Over the last five years, Dr. Shatkay worked closely with her CIS colleague, Cecilia Arighi, on a research project funded by the National Institutes of Health’s National Library of Medicine.

Arighi, an associate professor, said she was amazed by Dr. Shatkay’s passion as she described her work. Together, they and other researchers worked to incorporate image-based features into biomedical document classification, which would advance the technologies needed to more quickly and efficiently access a wide-range of biomedical information.

“Hagit was very rigorous and had a strong work ethic, which I really admired,” Arighi said. “We both lived minutes away in Rockville, Maryland, and I have many fond memories of our work meetings in random coffee shops. She will be deeply missed.”

In one of her latest research endeavors, funded by a $1 million National Science Foundation grant, Dr. Shatkay sought to develop computational methods that would accelerate data-intensive discovery in astroparticle physics, with a goal of better understanding dark matter.

“Hagit has been an inspiration to us all, not just for her distinguished scholarship and amazing accomplishments as a professor and a mentor, but also for her integrity and passion,” said Cathy Wu, director of the Center for Bioinformatics and Computational Biology.
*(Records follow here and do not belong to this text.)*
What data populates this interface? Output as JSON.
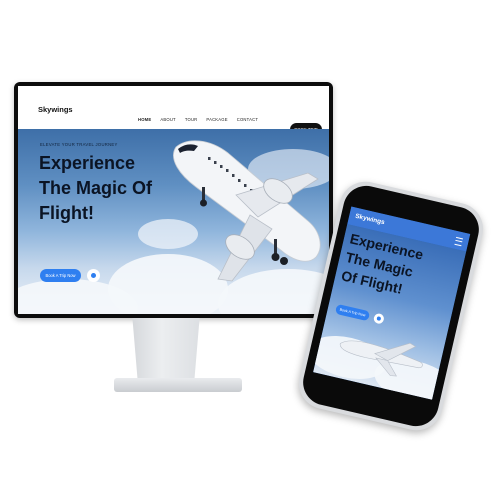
{
  "desktop": {
    "brand": "Skywings",
    "nav": [
      "HOME",
      "ABOUT",
      "TOUR",
      "PACKAGE",
      "CONTACT"
    ],
    "active_nav": "HOME",
    "nav_button": "BOOK TRIP",
    "eyebrow": "ELEVATE YOUR TRAVEL JOURNEY",
    "headline_lines": [
      "Experience",
      "The Magic Of",
      "Flight!"
    ],
    "cta": "Book A Trip Now"
  },
  "mobile": {
    "brand": "Skywings",
    "headline_lines": [
      "Experience",
      "The Magic",
      "Of Flight!"
    ],
    "cta": "Book A Trip Now"
  },
  "colors": {
    "accent": "#2f7ff0",
    "nav_button": "#111111",
    "sky": "#5f8fc2",
    "mobile_nav": "#3c78d8"
  },
  "icons": {
    "play": "play-circle-icon",
    "menu": "hamburger-menu-icon",
    "airplane": "airplane-image"
  }
}
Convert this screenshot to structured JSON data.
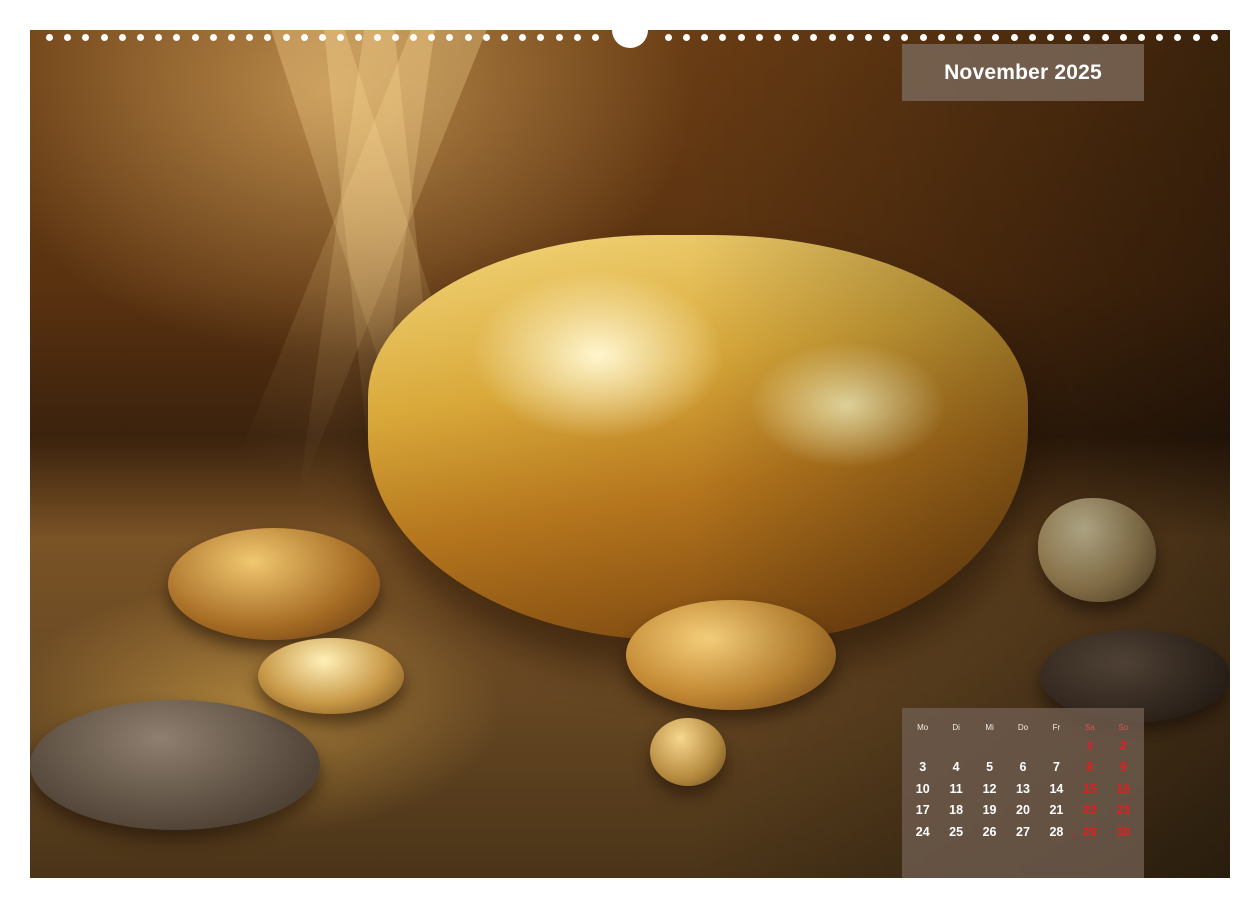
{
  "calendar_page": {
    "title": "November 2025",
    "weekdays": [
      "Mo",
      "Di",
      "Mi",
      "Do",
      "Fr",
      "Sa",
      "So"
    ],
    "weekend_color": "#e02020",
    "weeks": [
      [
        "",
        "",
        "",
        "",
        "",
        "1",
        "2"
      ],
      [
        "3",
        "4",
        "5",
        "6",
        "7",
        "8",
        "9"
      ],
      [
        "10",
        "11",
        "12",
        "13",
        "14",
        "15",
        "16"
      ],
      [
        "17",
        "18",
        "19",
        "20",
        "21",
        "22",
        "23"
      ],
      [
        "24",
        "25",
        "26",
        "27",
        "28",
        "29",
        "30"
      ]
    ]
  }
}
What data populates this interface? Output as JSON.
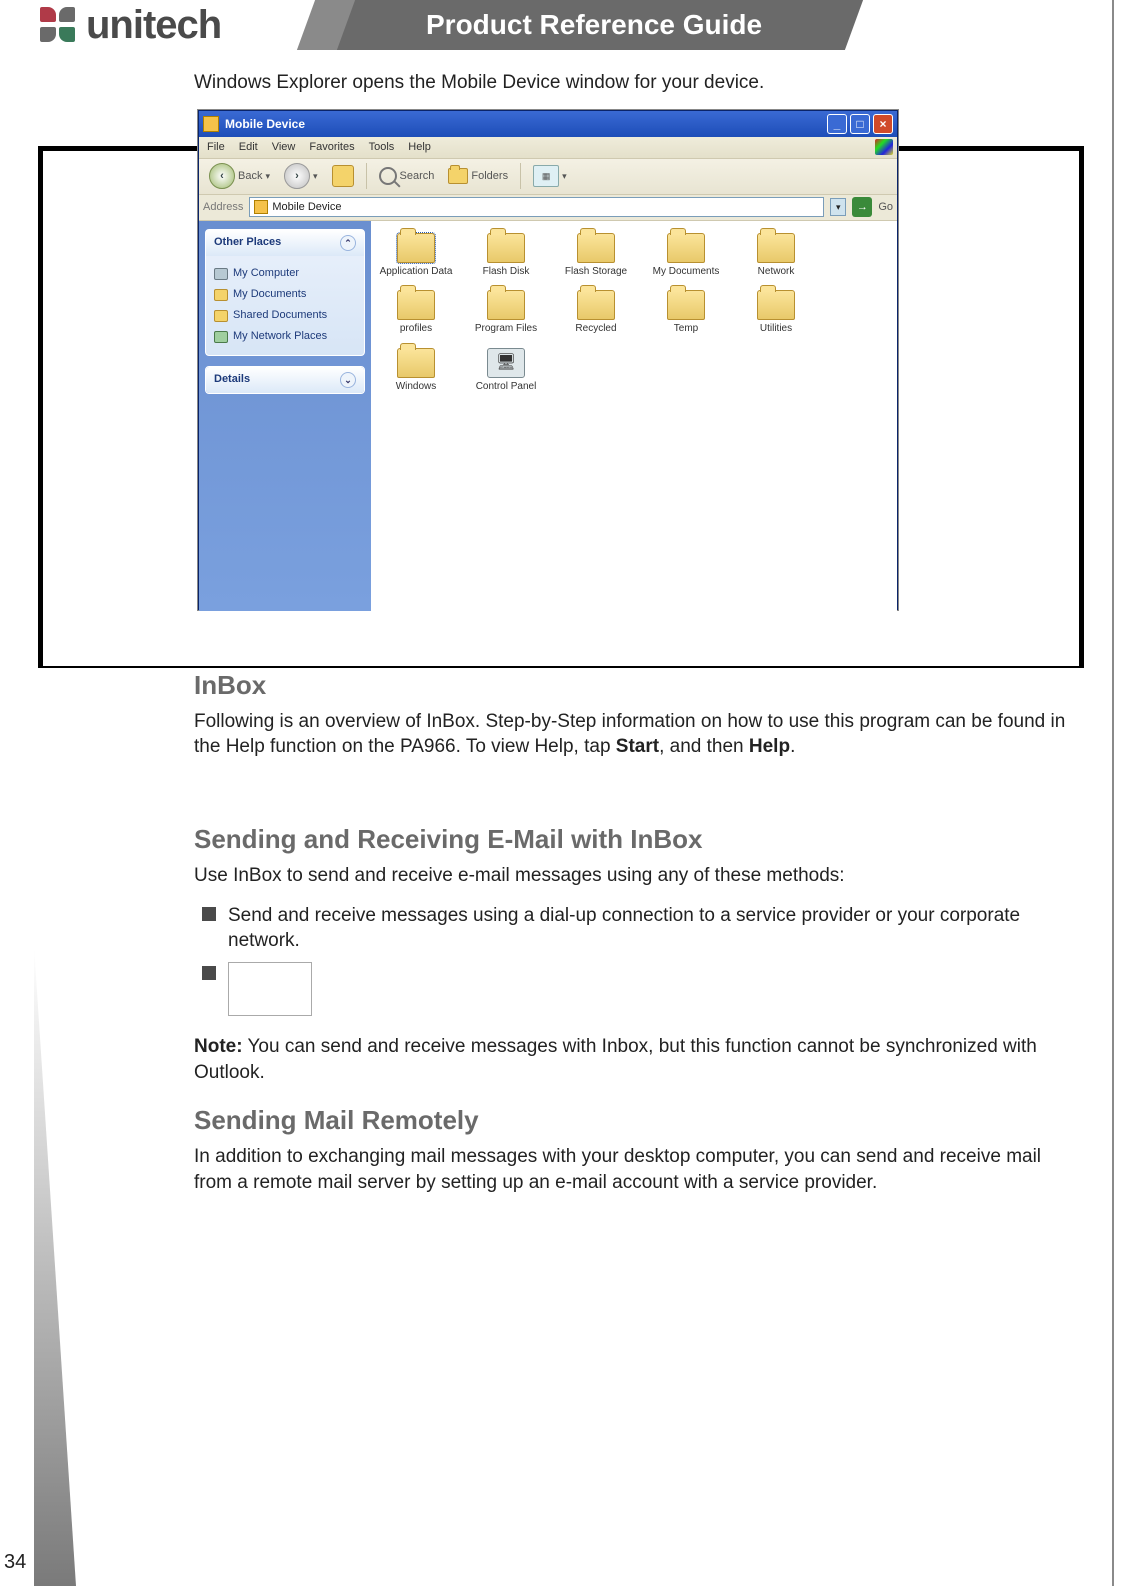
{
  "header": {
    "brand": "unitech",
    "title": "Product Reference Guide"
  },
  "intro": "Windows Explorer opens the Mobile Device window for your device.",
  "explorer": {
    "window_title": "Mobile Device",
    "menu": [
      "File",
      "Edit",
      "View",
      "Favorites",
      "Tools",
      "Help"
    ],
    "toolbar": {
      "back": "Back",
      "search": "Search",
      "folders": "Folders"
    },
    "address_label": "Address",
    "address_value": "Mobile Device",
    "go": "Go",
    "sidepane": {
      "other_places_title": "Other Places",
      "other_places": [
        "My Computer",
        "My Documents",
        "Shared Documents",
        "My Network Places"
      ],
      "details_title": "Details"
    },
    "folders_row1": [
      "Application Data",
      "Flash Disk",
      "Flash Storage",
      "My Documents",
      "Network",
      "profiles",
      "Program Files"
    ],
    "folders_row2": [
      "Recycled",
      "Temp",
      "Utilities",
      "Windows",
      "Control Panel"
    ]
  },
  "sections": {
    "inbox_title": "InBox",
    "inbox_body_a": "Following is an overview of InBox.  Step-by-Step information on how to use this program can be found in the Help function on the PA966.  To view Help, tap ",
    "inbox_body_start": "Start",
    "inbox_body_mid": ", and then ",
    "inbox_body_help": "Help",
    "inbox_body_end": ".",
    "sendrecv_title": "Sending and Receiving E-Mail with InBox",
    "sendrecv_intro": "Use InBox to send and receive e-mail messages using any of these methods:",
    "bullet1": "Send and receive messages using a dial-up connection to a service provider or your corporate network.",
    "note_label": "Note:",
    "note_body": "  You can send and receive messages with Inbox, but this function cannot be synchronized with Outlook.",
    "remote_title": "Sending Mail Remotely",
    "remote_body": "In addition to exchanging mail messages with your desktop computer, you can send and receive mail from a remote mail server by setting up an e-mail account with a service provider."
  },
  "page_number": "34"
}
Wu, Dr. Shatkay’s colleague in CIS, recruited Dr. Shatkay to UD in 2010.

“She remained a fighter in combating terminal illness. I am grateful to be able to pay tribute to Hagit through a collaboration with her last December in nominating her as Fellow of the International Society for Computational Biology (ISCB) to recognize her outstanding contribution to the fields,” Wu said.

The ISCB Fellow nomination described Dr. Shatkay as being “among the pioneers of biomedical text mining introducing text as another characteristic type of  biological/genomic/proteomic data, which helps shed light on other molecular data. She has also been a first to introduce the integration of images into text mining, and one of the first to introduce similarity queries over sequential/temporal clinical data.”

Dr. Shatkay received her bachelor’s and master’s degrees in computer science from The Hebrew University of Jerusalem, Israel, and earned her doctoral degree in computer science from Brown University in 1999.

She served as a postdoctoral fellow at the National Center for Biotechnology Information before spending two years as a private-sector informatics research scientist at Celera Genomics. She returned to academia as an assistant professor at Queen’s University in 2004, where she worked until joining UD’s Department of Computer and Information Sciences as an associate professor in fall 2010. She joined the Center for Biomedical Engineering Research that same year and was promoted to full professor in 2018.

Dr. Shatkay-Reshef wrote this kind, congratulatory note to her former student Pengyuan Li after his recent completion of his doctoral thesis. Photo courtesy of Pengyuan Li.

Students, faculty and colleagues have filled an online tribute wall with their condolences and memories with Dr. Shatkay, from childhood stories to her passion for education to recollections of her kindness, infectious smile, dedication and willingness to share her expertise.

“It hurts beyond words to acknowledge that she is no longer with us but I will keep striving to live by her teachings and principles,” Bhattacharya wrote. “You will always remain in our hearts and your teachings in our actions.”

Services will be held privately. To make a donation in Dr. Shatkay’s memory, please give to the Capital Area Food Bank or another food bank of your choice.

| Photos by Kathy F. Atkinson, Ambre Alexander and courtesy of Pengyuan Li |